WORK TASK:
Tally up the lines in the following entries where the string "this" appears, and answer with the number alone.

═══ DATA TO EXAMINE ═══

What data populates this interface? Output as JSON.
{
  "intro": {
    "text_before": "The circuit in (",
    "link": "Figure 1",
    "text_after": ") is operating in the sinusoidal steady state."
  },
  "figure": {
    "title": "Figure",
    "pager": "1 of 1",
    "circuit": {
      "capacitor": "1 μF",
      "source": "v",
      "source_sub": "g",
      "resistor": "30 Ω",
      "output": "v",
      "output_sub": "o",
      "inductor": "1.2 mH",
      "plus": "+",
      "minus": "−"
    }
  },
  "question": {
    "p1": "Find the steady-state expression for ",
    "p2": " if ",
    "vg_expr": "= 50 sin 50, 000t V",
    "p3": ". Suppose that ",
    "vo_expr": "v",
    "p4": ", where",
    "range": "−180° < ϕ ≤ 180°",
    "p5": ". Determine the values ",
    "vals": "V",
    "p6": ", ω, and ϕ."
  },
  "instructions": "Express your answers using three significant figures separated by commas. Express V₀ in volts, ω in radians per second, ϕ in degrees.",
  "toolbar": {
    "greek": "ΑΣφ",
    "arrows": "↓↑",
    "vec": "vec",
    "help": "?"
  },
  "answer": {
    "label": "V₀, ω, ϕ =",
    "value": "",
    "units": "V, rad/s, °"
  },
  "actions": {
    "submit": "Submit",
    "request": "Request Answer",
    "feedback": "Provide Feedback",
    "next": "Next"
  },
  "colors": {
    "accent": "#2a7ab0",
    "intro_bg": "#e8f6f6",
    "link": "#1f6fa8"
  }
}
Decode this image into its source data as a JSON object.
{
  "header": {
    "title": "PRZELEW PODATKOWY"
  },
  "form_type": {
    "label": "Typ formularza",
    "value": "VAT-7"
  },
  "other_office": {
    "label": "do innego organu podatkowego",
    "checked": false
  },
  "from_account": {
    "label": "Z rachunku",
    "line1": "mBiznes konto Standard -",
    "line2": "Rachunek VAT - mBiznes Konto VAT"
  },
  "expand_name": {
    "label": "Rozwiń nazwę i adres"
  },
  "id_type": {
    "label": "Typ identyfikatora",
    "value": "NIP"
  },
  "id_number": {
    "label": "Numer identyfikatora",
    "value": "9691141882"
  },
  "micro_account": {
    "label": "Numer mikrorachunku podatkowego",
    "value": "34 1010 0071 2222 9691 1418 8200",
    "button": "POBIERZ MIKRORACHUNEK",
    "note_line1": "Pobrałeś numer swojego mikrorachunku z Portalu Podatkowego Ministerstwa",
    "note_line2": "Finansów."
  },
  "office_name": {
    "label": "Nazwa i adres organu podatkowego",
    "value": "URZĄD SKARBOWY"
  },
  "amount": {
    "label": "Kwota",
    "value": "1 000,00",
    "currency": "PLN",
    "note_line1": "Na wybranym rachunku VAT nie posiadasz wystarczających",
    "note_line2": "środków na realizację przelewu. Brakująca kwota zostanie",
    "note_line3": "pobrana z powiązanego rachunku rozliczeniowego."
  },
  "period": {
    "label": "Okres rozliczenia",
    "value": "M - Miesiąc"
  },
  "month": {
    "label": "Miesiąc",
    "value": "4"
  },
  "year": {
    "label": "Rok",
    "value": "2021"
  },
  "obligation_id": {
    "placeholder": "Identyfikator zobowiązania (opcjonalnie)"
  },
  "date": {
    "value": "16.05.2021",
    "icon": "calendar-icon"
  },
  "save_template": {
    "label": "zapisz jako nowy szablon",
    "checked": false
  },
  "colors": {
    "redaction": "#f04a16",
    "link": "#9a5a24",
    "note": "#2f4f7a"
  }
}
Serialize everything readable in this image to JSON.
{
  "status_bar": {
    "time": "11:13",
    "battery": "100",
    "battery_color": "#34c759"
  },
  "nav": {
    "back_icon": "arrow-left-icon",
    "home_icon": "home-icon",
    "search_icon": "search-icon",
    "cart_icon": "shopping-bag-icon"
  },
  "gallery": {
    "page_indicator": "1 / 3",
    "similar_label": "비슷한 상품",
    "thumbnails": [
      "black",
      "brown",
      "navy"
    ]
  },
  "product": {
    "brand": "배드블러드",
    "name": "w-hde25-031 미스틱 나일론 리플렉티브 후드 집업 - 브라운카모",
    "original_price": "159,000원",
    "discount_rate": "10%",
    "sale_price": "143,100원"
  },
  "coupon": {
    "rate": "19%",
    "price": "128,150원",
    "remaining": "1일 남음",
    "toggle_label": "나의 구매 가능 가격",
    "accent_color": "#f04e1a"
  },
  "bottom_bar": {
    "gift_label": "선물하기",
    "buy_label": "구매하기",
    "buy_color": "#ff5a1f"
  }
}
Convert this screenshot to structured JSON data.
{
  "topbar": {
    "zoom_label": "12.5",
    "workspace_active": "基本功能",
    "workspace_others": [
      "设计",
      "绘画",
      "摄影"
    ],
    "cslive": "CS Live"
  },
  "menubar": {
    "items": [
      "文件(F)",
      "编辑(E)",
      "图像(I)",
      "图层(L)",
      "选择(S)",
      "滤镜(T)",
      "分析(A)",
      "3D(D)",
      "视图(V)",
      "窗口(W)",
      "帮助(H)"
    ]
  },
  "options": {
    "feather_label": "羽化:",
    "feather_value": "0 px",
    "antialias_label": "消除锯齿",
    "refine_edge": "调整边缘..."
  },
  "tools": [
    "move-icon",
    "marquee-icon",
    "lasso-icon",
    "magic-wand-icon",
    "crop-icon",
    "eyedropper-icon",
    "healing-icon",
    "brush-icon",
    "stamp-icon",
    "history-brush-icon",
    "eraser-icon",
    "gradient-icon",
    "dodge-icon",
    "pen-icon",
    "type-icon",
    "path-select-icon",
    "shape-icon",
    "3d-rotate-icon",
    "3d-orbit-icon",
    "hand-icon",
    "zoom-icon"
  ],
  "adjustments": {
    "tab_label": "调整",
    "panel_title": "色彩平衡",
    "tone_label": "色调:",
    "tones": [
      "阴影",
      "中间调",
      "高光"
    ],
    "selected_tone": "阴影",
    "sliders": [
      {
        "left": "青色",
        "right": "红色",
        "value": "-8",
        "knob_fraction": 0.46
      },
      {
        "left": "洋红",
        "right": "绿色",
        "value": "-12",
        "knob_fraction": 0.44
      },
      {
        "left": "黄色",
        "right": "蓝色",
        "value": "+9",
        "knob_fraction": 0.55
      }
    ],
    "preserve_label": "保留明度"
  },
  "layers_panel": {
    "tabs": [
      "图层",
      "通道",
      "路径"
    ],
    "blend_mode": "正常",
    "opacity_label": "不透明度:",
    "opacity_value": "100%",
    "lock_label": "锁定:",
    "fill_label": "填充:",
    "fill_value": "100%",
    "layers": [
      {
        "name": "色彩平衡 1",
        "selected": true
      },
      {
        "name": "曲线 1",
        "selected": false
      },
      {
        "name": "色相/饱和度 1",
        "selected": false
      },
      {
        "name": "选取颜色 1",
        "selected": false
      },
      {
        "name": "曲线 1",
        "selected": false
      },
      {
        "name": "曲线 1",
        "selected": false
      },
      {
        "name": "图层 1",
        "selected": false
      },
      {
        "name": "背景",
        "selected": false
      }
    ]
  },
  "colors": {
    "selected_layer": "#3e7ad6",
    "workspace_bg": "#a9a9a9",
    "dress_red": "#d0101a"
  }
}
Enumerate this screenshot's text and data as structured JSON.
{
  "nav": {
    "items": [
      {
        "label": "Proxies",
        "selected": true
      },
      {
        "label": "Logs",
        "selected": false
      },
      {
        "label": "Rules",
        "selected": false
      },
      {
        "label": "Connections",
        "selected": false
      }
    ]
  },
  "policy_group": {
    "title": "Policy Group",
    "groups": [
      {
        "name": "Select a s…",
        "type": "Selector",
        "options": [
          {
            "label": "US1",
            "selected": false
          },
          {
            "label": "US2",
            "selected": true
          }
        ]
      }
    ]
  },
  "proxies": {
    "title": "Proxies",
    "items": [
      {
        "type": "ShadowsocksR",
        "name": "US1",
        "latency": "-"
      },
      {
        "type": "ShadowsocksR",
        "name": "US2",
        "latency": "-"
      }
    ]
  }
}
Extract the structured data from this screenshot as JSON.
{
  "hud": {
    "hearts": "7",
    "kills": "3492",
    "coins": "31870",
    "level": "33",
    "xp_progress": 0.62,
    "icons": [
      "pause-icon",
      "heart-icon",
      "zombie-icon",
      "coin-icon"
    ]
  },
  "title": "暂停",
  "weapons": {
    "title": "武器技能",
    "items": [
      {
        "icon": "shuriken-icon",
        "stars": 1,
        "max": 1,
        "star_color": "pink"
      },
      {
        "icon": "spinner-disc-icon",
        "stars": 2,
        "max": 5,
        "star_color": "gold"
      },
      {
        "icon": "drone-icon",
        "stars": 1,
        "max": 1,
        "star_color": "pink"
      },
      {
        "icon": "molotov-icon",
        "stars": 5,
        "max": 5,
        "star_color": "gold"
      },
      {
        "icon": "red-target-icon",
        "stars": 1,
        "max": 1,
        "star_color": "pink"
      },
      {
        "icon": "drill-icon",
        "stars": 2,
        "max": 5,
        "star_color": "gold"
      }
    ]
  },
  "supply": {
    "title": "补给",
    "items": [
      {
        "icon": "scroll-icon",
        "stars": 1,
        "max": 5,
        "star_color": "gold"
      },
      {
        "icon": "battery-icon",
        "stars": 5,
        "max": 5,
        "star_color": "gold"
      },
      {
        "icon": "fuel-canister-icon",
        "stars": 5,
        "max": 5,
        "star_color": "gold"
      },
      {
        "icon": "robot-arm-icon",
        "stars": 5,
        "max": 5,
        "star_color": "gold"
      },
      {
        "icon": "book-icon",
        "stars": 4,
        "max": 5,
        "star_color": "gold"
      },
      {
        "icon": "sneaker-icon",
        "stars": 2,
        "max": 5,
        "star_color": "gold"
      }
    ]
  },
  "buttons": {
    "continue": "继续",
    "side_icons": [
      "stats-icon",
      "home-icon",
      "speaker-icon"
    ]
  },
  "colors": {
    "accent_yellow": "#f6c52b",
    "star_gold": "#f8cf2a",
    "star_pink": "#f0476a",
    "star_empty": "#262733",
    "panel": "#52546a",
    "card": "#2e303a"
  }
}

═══

TASK RESPONSE:
6